Screen time guidelines need to be built on evidence not opinion
Children’s use of technology, from iPads to playstations, television and internet exposure, is frequently discussed in the media. Here at Research the Headlines we have discussed several examples of such media coverage – an example from September 2015 is reblogged below. It was very welcoming then, to see a letter published in the Guardian last Friday signed by a group of psychologists (which includes 3 of the experts we interviewed in our Talking Headlines series, Dorothy Bishop, Suzi Gage and Kevin Mitchell) and other child development experts raising concern about how screen time guidelines ‘need to be built on evidence and not hype’. This letter was a response to a previous letter published in the Guardian that raised concerns about screen time without drawing on evidence.
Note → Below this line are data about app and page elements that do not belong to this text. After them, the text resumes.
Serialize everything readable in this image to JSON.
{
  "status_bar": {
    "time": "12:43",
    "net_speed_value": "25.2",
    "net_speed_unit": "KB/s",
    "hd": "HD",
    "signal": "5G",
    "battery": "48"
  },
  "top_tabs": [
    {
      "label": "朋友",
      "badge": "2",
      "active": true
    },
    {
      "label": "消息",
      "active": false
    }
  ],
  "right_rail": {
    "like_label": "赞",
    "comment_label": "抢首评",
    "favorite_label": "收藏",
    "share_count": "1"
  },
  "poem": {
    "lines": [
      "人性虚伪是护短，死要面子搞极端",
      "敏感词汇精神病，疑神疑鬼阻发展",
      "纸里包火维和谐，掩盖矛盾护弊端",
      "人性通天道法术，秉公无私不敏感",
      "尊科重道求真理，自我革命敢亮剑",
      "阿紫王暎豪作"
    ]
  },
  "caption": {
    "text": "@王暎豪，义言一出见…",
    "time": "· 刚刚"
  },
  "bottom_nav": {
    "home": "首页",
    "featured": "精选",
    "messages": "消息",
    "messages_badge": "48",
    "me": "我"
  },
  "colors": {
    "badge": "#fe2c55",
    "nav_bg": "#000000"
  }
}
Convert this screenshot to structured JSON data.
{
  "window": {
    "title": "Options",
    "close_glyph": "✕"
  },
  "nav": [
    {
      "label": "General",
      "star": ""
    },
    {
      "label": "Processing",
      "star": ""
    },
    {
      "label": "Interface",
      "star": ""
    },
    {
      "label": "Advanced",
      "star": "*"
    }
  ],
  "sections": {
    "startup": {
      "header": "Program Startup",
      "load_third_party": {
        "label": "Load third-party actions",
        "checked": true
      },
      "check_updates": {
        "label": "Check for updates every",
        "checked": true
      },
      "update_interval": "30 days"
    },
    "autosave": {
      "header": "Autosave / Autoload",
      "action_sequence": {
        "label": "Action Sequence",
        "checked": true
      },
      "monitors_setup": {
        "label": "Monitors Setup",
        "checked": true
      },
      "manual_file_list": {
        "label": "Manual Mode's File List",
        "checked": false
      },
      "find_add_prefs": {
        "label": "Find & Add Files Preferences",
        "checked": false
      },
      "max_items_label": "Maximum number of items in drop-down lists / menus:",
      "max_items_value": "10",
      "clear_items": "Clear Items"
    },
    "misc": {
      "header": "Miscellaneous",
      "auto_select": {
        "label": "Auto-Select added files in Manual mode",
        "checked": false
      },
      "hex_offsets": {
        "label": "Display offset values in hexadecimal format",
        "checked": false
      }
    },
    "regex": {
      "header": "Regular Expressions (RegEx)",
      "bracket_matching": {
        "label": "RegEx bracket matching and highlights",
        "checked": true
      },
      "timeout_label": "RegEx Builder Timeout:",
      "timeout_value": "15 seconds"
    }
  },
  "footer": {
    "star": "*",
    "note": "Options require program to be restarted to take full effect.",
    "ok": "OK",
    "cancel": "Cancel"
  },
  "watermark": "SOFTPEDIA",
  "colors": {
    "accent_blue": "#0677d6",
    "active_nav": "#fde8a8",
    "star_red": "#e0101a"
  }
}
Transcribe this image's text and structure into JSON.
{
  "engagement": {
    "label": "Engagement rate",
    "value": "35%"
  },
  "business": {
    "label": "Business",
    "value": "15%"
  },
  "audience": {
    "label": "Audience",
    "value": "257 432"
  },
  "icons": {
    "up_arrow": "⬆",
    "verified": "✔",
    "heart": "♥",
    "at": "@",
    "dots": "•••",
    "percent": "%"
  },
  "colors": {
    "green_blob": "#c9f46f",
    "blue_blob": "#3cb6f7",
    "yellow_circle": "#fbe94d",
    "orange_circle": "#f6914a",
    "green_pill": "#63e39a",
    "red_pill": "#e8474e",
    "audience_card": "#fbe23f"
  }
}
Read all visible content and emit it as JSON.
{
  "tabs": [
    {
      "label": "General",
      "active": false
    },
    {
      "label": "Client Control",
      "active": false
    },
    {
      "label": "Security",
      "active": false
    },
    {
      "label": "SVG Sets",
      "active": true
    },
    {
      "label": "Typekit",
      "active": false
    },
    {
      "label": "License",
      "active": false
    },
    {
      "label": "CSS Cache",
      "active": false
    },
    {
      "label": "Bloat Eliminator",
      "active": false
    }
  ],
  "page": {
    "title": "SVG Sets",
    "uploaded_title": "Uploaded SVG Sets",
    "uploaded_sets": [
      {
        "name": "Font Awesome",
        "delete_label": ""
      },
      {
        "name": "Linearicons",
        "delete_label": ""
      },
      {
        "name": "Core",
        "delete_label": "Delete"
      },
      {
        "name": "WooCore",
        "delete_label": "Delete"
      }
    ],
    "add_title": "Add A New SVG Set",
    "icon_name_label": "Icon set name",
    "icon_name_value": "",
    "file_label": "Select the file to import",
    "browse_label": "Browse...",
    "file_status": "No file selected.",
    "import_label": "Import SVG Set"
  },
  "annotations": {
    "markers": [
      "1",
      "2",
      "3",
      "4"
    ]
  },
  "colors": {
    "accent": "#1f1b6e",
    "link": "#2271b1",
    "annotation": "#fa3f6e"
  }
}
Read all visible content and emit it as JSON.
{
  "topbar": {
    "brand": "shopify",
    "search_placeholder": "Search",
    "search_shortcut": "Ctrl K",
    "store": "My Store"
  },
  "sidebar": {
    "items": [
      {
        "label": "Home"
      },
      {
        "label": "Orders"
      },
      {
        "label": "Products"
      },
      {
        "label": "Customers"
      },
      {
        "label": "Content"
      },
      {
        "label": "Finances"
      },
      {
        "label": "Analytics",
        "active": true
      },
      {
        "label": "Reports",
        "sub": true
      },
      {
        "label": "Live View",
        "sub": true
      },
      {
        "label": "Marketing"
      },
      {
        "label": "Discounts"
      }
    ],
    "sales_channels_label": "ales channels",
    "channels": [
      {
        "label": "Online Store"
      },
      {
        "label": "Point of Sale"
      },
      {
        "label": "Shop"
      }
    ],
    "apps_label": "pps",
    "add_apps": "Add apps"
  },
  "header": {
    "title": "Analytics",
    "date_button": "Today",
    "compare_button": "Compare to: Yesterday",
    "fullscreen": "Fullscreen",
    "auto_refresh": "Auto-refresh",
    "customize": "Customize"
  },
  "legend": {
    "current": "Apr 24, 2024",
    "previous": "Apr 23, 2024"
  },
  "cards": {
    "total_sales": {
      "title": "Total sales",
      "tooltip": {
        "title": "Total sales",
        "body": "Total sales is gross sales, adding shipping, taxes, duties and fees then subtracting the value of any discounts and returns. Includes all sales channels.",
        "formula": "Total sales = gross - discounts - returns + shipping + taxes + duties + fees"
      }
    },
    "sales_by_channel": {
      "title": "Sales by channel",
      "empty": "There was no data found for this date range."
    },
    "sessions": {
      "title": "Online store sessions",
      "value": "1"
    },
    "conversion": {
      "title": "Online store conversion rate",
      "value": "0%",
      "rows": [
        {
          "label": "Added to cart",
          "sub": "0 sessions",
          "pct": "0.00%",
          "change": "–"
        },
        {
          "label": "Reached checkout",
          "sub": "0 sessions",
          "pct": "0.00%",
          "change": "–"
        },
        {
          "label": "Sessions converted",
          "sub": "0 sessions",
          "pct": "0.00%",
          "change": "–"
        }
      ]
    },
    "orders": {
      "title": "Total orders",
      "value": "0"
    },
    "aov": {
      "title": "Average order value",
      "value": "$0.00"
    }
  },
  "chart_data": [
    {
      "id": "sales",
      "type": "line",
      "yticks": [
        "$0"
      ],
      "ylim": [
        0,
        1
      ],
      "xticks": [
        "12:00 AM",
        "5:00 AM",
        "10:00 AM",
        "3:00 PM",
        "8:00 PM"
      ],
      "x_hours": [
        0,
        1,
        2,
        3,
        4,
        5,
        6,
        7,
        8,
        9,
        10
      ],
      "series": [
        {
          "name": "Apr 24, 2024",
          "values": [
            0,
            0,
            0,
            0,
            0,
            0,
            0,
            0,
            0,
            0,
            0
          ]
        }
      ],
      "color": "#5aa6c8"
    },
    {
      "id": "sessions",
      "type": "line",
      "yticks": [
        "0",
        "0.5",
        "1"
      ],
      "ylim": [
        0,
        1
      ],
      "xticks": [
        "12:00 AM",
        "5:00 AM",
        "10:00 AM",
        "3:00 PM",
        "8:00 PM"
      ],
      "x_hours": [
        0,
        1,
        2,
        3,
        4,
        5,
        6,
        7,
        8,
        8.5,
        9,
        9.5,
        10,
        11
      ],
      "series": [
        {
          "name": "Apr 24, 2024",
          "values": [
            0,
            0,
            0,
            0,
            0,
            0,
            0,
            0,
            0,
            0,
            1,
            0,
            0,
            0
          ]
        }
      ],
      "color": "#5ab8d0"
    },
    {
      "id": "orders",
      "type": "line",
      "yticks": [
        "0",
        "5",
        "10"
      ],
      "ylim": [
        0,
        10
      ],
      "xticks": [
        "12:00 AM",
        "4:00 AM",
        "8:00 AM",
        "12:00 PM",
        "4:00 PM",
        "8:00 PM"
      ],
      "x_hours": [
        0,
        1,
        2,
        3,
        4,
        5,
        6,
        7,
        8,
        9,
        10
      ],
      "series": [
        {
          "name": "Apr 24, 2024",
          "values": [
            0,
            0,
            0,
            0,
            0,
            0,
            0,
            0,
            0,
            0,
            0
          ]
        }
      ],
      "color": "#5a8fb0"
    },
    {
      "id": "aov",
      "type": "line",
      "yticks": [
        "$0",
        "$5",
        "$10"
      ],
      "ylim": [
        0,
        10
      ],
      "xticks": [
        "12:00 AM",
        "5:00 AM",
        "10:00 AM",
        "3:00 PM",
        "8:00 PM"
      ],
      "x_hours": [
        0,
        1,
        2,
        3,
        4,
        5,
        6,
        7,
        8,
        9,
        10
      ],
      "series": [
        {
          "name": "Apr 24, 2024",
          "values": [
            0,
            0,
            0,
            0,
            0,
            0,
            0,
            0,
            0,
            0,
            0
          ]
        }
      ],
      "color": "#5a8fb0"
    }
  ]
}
This topic is clearly very important and as a researcher in this area it continues to be extremely frustrating that opinions are cast about as facts. Last year I attended a conference presentation (lead author Tim Smith, p5) that reported findings that suggested positive effects of iPad usage on toddler’s fine motor skills. I received a phone call the next day from a popular newspaper who was planning to cover the story. Their questions however were persistently focused on what negative effects there are of iPad usage in early childhood and their key aim was to get me to state a set amount of time that children should be restricted to using such technology. The article never appeared. I would not be drawn on evidence that did not exist nor ignore the evidence I had heard very clearly the day before. An example of even when the evidence is there, if it is not in the ‘right’ direction, it can be ignored because of an agenda…..at least by that particular media outlet.
Here is a previous post of ours about research and media coverage in this area:
September 2015 Research the Headlines post
Media coverage about young children’s use of technology such as iPads and television is as prevalent as ever. A survey published last week examining frequency of use of iPads and other devices in very young children seems to have spurned a range of different views from psychologists and other childhood experts. At Research the Headlines, we have repeatedly emphasised the importance of including independent expert opinions when discussing research; so, in the case of this coverage on toddlers use of iPads, have these experts helped to clarify research findings?
In this case, some of the views put forward by one independent expert can only be considered disturbing. The Daily Mail covered the topic of toddlers using iPads in two different articles last week. The first article reported on the survey conducted by Childwise, which had found a rise in toddlers’ use of technology by approximately 12 more minutes per day than the last survey in 2012. That article referred to a Childwise spokesperson who had commented that the report ‘breaks the traditional correlation previously seen between increasing age and device ownership. By four most youngsters are self-sufficient on a tablet or computer and a significant minority are becoming independent players across the spectrum of mobile phones, TV and the internet.’ The spokesperson appropriately describes the study findings.
Four days later, however, the same newspaper interviewed Dr. Richard House, referred to in the article as a leading psychologist. Here the paper states the expert’s opinion as ‘giving iPads to babies is tantamount to child abuse‘ because it is ‘playing Russian roulette’ with their development‘. Indeed, the headline of the story also refers to use of iPads as like playing ‘Russian roulette’ with a child’s development. He is also quoted as saying that parents should ‘proceed with caution’ to avoid a ‘developmental catastrophe’. These comments – particularly the reference to use of iPads being ‘tantamount to abuse’ – do not rationally describe the research findings (assuming this story has come on the back of the Childwise survey reported in the same newspaper 4 days before).
In another Research the Headlines post on this topic, one of our other writers spoke about the moral panic around the use of technology by children in our society. Again, like the coverage around research on this topic at that point, the media focus is heavily opinion-based, moving quite far away from the actual research evidence and using highly emotive language to discuss the topic. As a child psychologist, the terms ‘playing Russian roulette with a child’s development’ and risk of ‘developmental catastrophe’ are alien to me. During the coverage on this topic back in February, readers scrutinised some of the claims which lead to several outlets backtracking and editing published headings. It is a pity that, with the passage of time, we end up in the same scenario on this topic.
Conclusion in January 2017
It is with great disappointment then that I end this blog post with the same sentence I ended with in September 2015! It is a pity that, with the passage of time, we end up in the same scenario on this topic! Hopefully though this letter will help shift focus to an evidence based approach to the development and publication of any screen time guidelines that are produced.